This is part 3 of the Safe Surfing Guide series. You may check other parts as well to read the complete safe surfing guide.
Malicious code and malicious link can be easily hidden in emails. When you open emails, the execution of the malicious code may be triggered. Or, the malicious link may open automatically and download nasty things to your local computer.
Another security issue for your email is phishing. The sender pretends to be someone else, e.g., Facebook, or your banker. If you follow the link, you are trapped.
If you follow this Safe Surfing Guide series, you may wonder how this can happen after your install antivirus and anti-malware software already. The reason is simple.
All antivirus and anti-malware software can only find “known” threats, although some software can use certain patterns to find new threats. Most of the time, only after the virus and malware are reported, the computer security software vendors analyze such virus and malware, then update the virus or malware databases. Only after these databases are updated, such new virus or malware can be detected by the software.
The simple way to mitigate the damage of new malicious code/link in your email is to use webmail for any new emails, instead of using any email client, which manage your emails in your computer. For example, M$ Outlook and Thunderbird are the two commonly used email client packages.
Most webmail systems give some sort of protection against such threats. For example, Gmail will find and mark most of the phishing links. AOL webmail disables all links in the email by default: if you need open it, you need to confirm the operation. New Yahoo webmail also sees a lot of improvement in identifying spam and phishing emails. For the malicious code hidden in the email, most of these webmail systems are able to block them easily.
If you are using a local email client to receive such malicious emails, the risk is quite high. Your antivirus and antimalware software are usually useless with new threats.
So, if you need to store your emails locally, you may check all emails on webmail first, then download/retrieve them with your email clients.

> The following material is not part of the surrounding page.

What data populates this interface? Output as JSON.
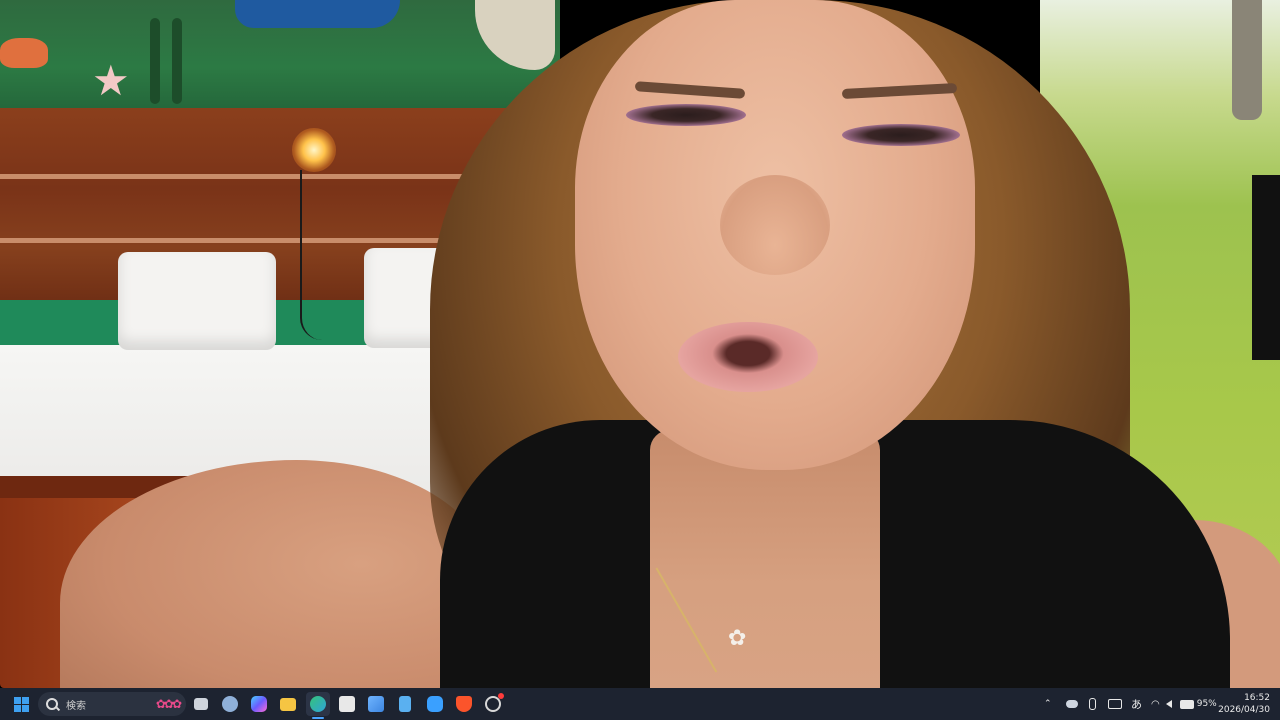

Another advice dealing with malicious email is that you do not open any email from someone you don’t know. Gmail can show the snippets of the email so that you can discard unwanted emails quickly.

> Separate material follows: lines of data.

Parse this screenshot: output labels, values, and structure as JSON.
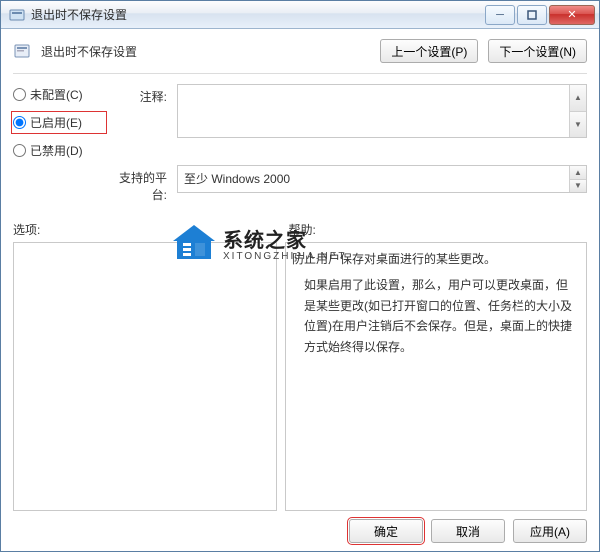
{
  "window": {
    "title": "退出时不保存设置"
  },
  "header": {
    "title": "退出时不保存设置",
    "prev": "上一个设置(P)",
    "next": "下一个设置(N)"
  },
  "radios": {
    "not_configured": "未配置(C)",
    "enabled": "已启用(E)",
    "disabled": "已禁用(D)",
    "selected": "enabled"
  },
  "labels": {
    "comment": "注释:",
    "platform": "支持的平台:",
    "options": "选项:",
    "help": "帮助:"
  },
  "platform_value": "至少 Windows 2000",
  "help_text": {
    "line1": "防止用户保存对桌面进行的某些更改。",
    "line2": "如果启用了此设置，那么，用户可以更改桌面，但是某些更改(如已打开窗口的位置、任务栏的大小及位置)在用户注销后不会保存。但是，桌面上的快捷方式始终得以保存。",
    "xit": "XITONGZHIJIA.NET"
  },
  "watermark": {
    "name": "系统之家"
  },
  "footer": {
    "ok": "确定",
    "cancel": "取消",
    "apply": "应用(A)"
  }
}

Anyway, checking your email use webmail, not an email client, will reduce your risk of attacks from malicious emails.